Harder, Costa Announce Bill to Build New Medical Schools in Areas Like Central Valley
Representatives Josh Harder (CA-10) and Jim Costa (CA-16) announced the Expanding Medical Education Act to establish a grant program to assist colleges and universities in the establishment of new medical schools in underserved communities. The grants would be directed towards communities with fewer than 200 physicians per 100,000 residents and no accredited medical schools in the area. In 2017, the San Joaquin Valley had less than 45 primary care physicians per 100,000 residents -- nearly half than the greater Bay Area.
"We have about half as many doctors per person as the Bay Area -- and it means people here can't get the care they need close to home," said Rep. Harder. "I hear about the lack of access to care at just about every town hall I hold at home. The obvious way to resolve the doctor shortage is to train more doctors -- which is why this investment would be so meaningful. It's time to make the investments in our health care workforce we should have made decades ago."

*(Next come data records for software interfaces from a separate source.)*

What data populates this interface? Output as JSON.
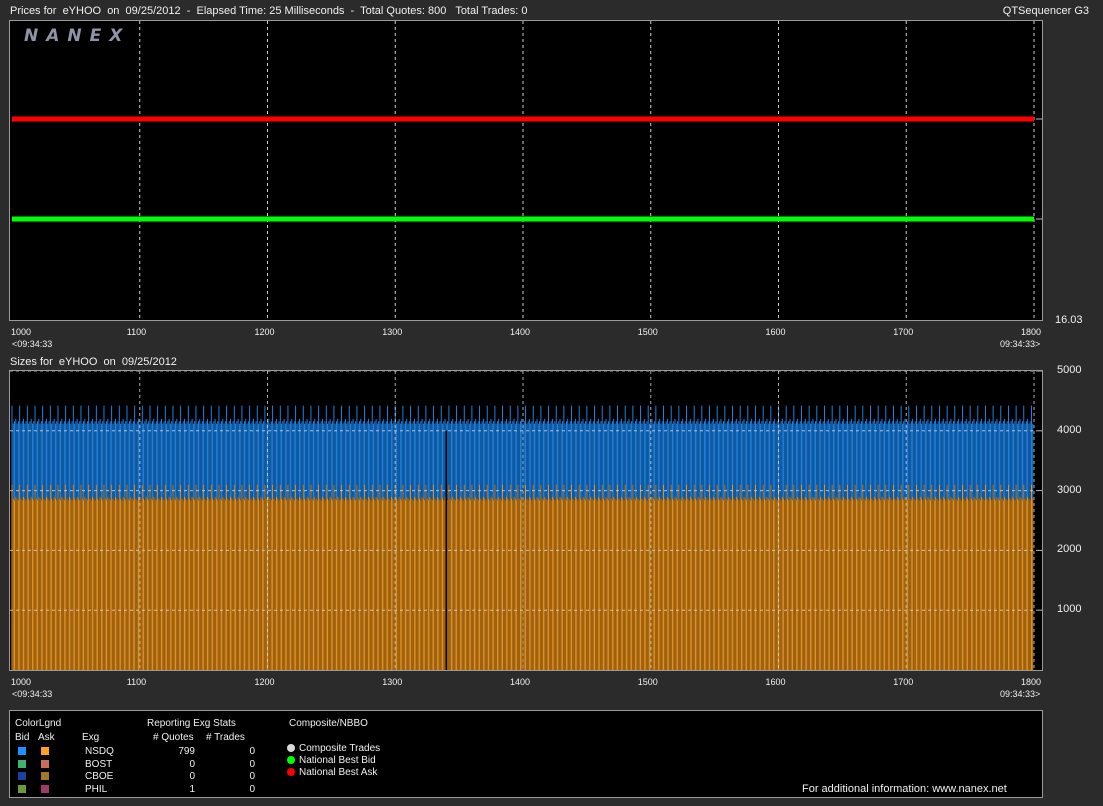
{
  "header": {
    "title": "Prices for  eYHOO  on  09/25/2012  -  Elapsed Time: 25 Milliseconds  -  Total Quotes: 800   Total Trades: 0",
    "app_name": "QTSequencer G3"
  },
  "logo": "NANEX",
  "chart_data": [
    {
      "type": "line",
      "x_ticks": [
        1000,
        1100,
        1200,
        1300,
        1400,
        1500,
        1600,
        1700,
        1800
      ],
      "time_left": "<09:34:33",
      "time_right": "09:34:33>",
      "y_label": "16.03",
      "xlim": [
        1000,
        1800
      ],
      "grid": true,
      "series": [
        {
          "name": "National Best Ask",
          "color": "#ff0000",
          "x": [
            1000,
            1800
          ],
          "y": [
            16.04,
            16.04
          ]
        },
        {
          "name": "National Best Bid",
          "color": "#00ff00",
          "x": [
            1000,
            1800
          ],
          "y": [
            16.03,
            16.03
          ]
        }
      ]
    },
    {
      "type": "bar",
      "title": "Sizes for  eYHOO  on  09/25/2012",
      "x_ticks": [
        1000,
        1100,
        1200,
        1300,
        1400,
        1500,
        1600,
        1700,
        1800
      ],
      "time_left": "<09:34:33",
      "time_right": "09:34:33>",
      "y_ticks": [
        1000,
        2000,
        3000,
        4000,
        5000
      ],
      "ylim": [
        0,
        5000
      ],
      "xlim": [
        1000,
        1800
      ],
      "grid": true,
      "series": [
        {
          "name": "Ask",
          "color": "#ffa020",
          "typical": 2900,
          "peak": 3100
        },
        {
          "name": "Bid",
          "color": "#1e90ff",
          "typical": 4200,
          "peak": 4420
        }
      ],
      "peak_every": 6
    }
  ],
  "legend": {
    "color_title": "ColorLgnd",
    "bid_label": "Bid",
    "ask_label": "Ask",
    "exg_label": "Exg",
    "stats_title": "Reporting Exg Stats",
    "quotes_label": "# Quotes",
    "trades_label": "# Trades",
    "composite_title": "Composite/NBBO",
    "rows": [
      {
        "exg": "NSDQ",
        "bid_color": "#1e90ff",
        "ask_color": "#ffa020",
        "quotes": "799",
        "trades": "0"
      },
      {
        "exg": "BOST",
        "bid_color": "#3cb371",
        "ask_color": "#cd6b5b",
        "quotes": "0",
        "trades": "0"
      },
      {
        "exg": "CBOE",
        "bid_color": "#1f3fa0",
        "ask_color": "#a0782c",
        "quotes": "0",
        "trades": "0"
      },
      {
        "exg": "PHIL",
        "bid_color": "#6b9a3a",
        "ask_color": "#a03a6a",
        "quotes": "1",
        "trades": "0"
      }
    ],
    "composite": [
      {
        "label": "Composite Trades",
        "color": "#d8d8d8"
      },
      {
        "label": "National Best Bid",
        "color": "#00ff00"
      },
      {
        "label": "National Best Ask",
        "color": "#ff0000"
      }
    ],
    "footer": "For additional information: www.nanex.net"
  }
}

"This bill is a significant investment in medical education and will help UCSF-Fresno strengthen and expand its program to train doctors," said Rep. Costa. "For 40 years, I have supported building a medical school in the Valley. While in the state legislature, I secured the funding for the downtown UCSF-Fresno campus, and now, in Congress, I am working to deliver funding to help this program expand. Growing our own doctors is the only way to confront this medical crisis. I will fight for every dollar to ensure Valley residents have access to the healthcare they deserve."
This bill will also help to build on ongoing state efforts to expand medical schools. The Governor's proposed budget would direct $15 million to expand the UC San Francisco School of Medicine Fresno branch campus in partnership with UC Merced, which would directly benefit residents of the Central Valley.

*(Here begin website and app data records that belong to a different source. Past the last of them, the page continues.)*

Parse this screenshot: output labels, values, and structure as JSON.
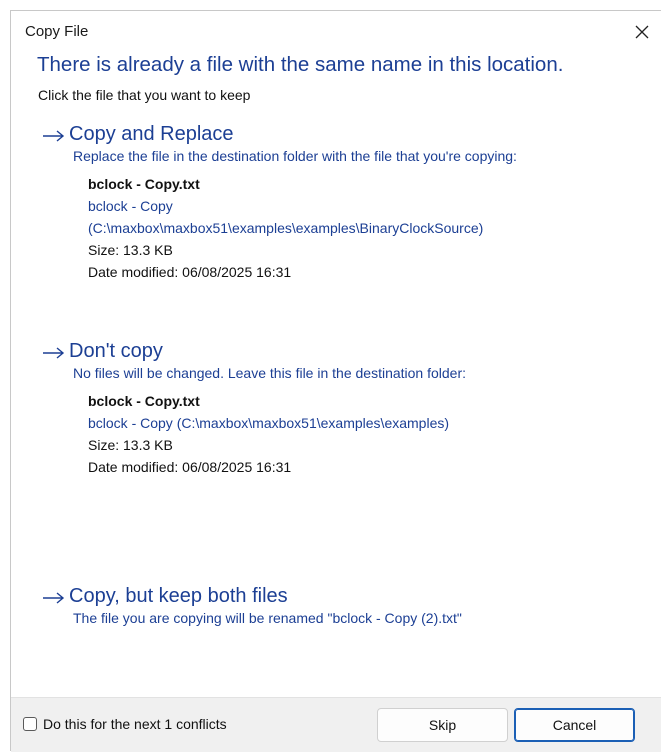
{
  "window": {
    "title": "Copy File",
    "close_icon": "close-icon"
  },
  "header": {
    "headline": "There is already a file with the same name in this location.",
    "subhead": "Click the file that you want to keep"
  },
  "options": {
    "replace": {
      "title": "Copy and Replace",
      "description": "Replace the file in the destination folder with the file that you're copying:",
      "file_name": "bclock - Copy.txt",
      "path_line1": "bclock - Copy",
      "path_line2": "(C:\\maxbox\\maxbox51\\examples\\examples\\BinaryClockSource)",
      "size": "Size: 13.3 KB",
      "date": "Date modified: 06/08/2025 16:31"
    },
    "dont_copy": {
      "title": "Don't copy",
      "description": "No files will be changed. Leave this file in the destination folder:",
      "file_name": "bclock - Copy.txt",
      "path_line1": "bclock - Copy (C:\\maxbox\\maxbox51\\examples\\examples)",
      "size": "Size: 13.3 KB",
      "date": "Date modified: 06/08/2025 16:31"
    },
    "keep_both": {
      "title": "Copy, but keep both files",
      "description": "The file you are copying will be renamed \"bclock - Copy (2).txt\""
    }
  },
  "footer": {
    "checkbox_label": "Do this for the next 1 conflicts",
    "checkbox_checked": false,
    "skip_label": "Skip",
    "cancel_label": "Cancel"
  },
  "colors": {
    "accent_text": "#1c3f94",
    "footer_bg": "#f0f0f0",
    "default_button_border": "#1b5fb5"
  }
}
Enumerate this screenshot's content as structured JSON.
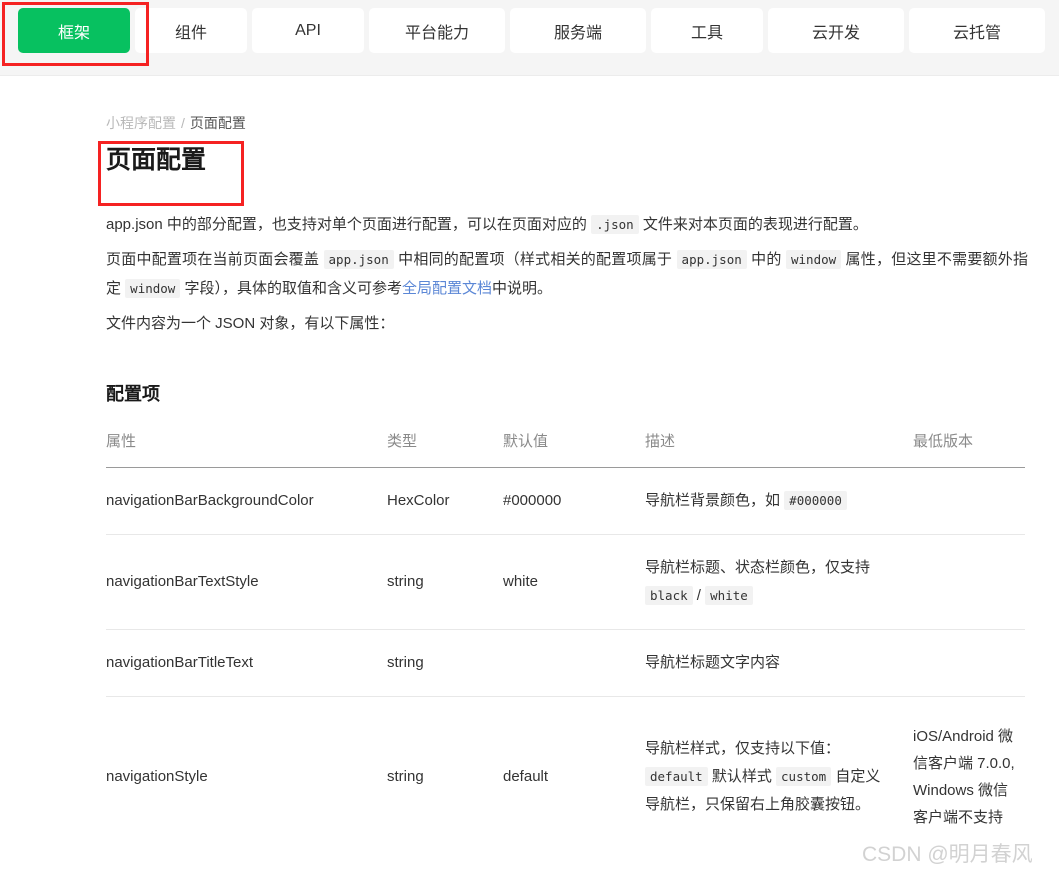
{
  "topnav": {
    "tabs": [
      {
        "label": "框架",
        "active": true
      },
      {
        "label": "组件",
        "active": false
      },
      {
        "label": "API",
        "active": false
      },
      {
        "label": "平台能力",
        "active": false
      },
      {
        "label": "服务端",
        "active": false
      },
      {
        "label": "工具",
        "active": false
      },
      {
        "label": "云开发",
        "active": false
      },
      {
        "label": "云托管",
        "active": false
      }
    ],
    "active_color": "#07c160",
    "annotation_color": "#f52222"
  },
  "breadcrumb": {
    "parent": "小程序配置",
    "separator": "/",
    "current": "页面配置"
  },
  "page_title": "页面配置",
  "paragraphs": {
    "p1": {
      "seg1": "app.json 中的部分配置，也支持对单个页面进行配置，可以在页面对应的 ",
      "code1": ".json",
      "seg2": " 文件来对本页面的表现进行配置。"
    },
    "p2": {
      "seg1": "页面中配置项在当前页面会覆盖 ",
      "code1": "app.json",
      "seg2": " 中相同的配置项（样式相关的配置项属于 ",
      "code2": "app.json",
      "seg3": " 中的 ",
      "code3": "window",
      "seg4": " 属性，但这里不需要额外指定 ",
      "code4": "window",
      "seg5": " 字段），具体的取值和含义可参考",
      "link": "全局配置文档",
      "seg6": "中说明。"
    },
    "p3": "文件内容为一个 JSON 对象，有以下属性："
  },
  "section_title": "配置项",
  "table": {
    "headers": [
      "属性",
      "类型",
      "默认值",
      "描述",
      "最低版本"
    ],
    "rows": [
      {
        "attr": "navigationBarBackgroundColor",
        "type": "HexColor",
        "default": "#000000",
        "desc_seg1": "导航栏背景颜色，如 ",
        "desc_code1": "#000000",
        "desc_seg2": "",
        "desc_code2": "",
        "desc_seg3": "",
        "desc_code3": "",
        "desc_seg4": "",
        "version": ""
      },
      {
        "attr": "navigationBarTextStyle",
        "type": "string",
        "default": "white",
        "desc_seg1": "导航栏标题、状态栏颜色，仅支持 ",
        "desc_code1": "black",
        "desc_seg2": " / ",
        "desc_code2": "white",
        "desc_seg3": "",
        "desc_code3": "",
        "desc_seg4": "",
        "version": ""
      },
      {
        "attr": "navigationBarTitleText",
        "type": "string",
        "default": "",
        "desc_seg1": "导航栏标题文字内容",
        "desc_code1": "",
        "desc_seg2": "",
        "desc_code2": "",
        "desc_seg3": "",
        "desc_code3": "",
        "desc_seg4": "",
        "version": ""
      },
      {
        "attr": "navigationStyle",
        "type": "string",
        "default": "default",
        "desc_seg1": "导航栏样式，仅支持以下值： ",
        "desc_code1": "default",
        "desc_seg2": " 默认样式 ",
        "desc_code2": "custom",
        "desc_seg3": " 自定义导航栏，只保留右上角胶囊按钮。",
        "desc_code3": "",
        "desc_seg4": "",
        "version": "iOS/Android 微信客户端 7.0.0, Windows 微信客户端不支持"
      }
    ]
  },
  "watermark": "CSDN @明月春风"
}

Representative Harder is leading on multiple efforts to improve health care access in the Central Valley. In his first year in office, he introduced the Stopping Doctor Shortages Act which could bring 10,000 physicians to California in the next decade, the STAR Act which would create new telehealth infrastructure, and the Increasing Access to Mental Health Act which would expand access to mental health facilities.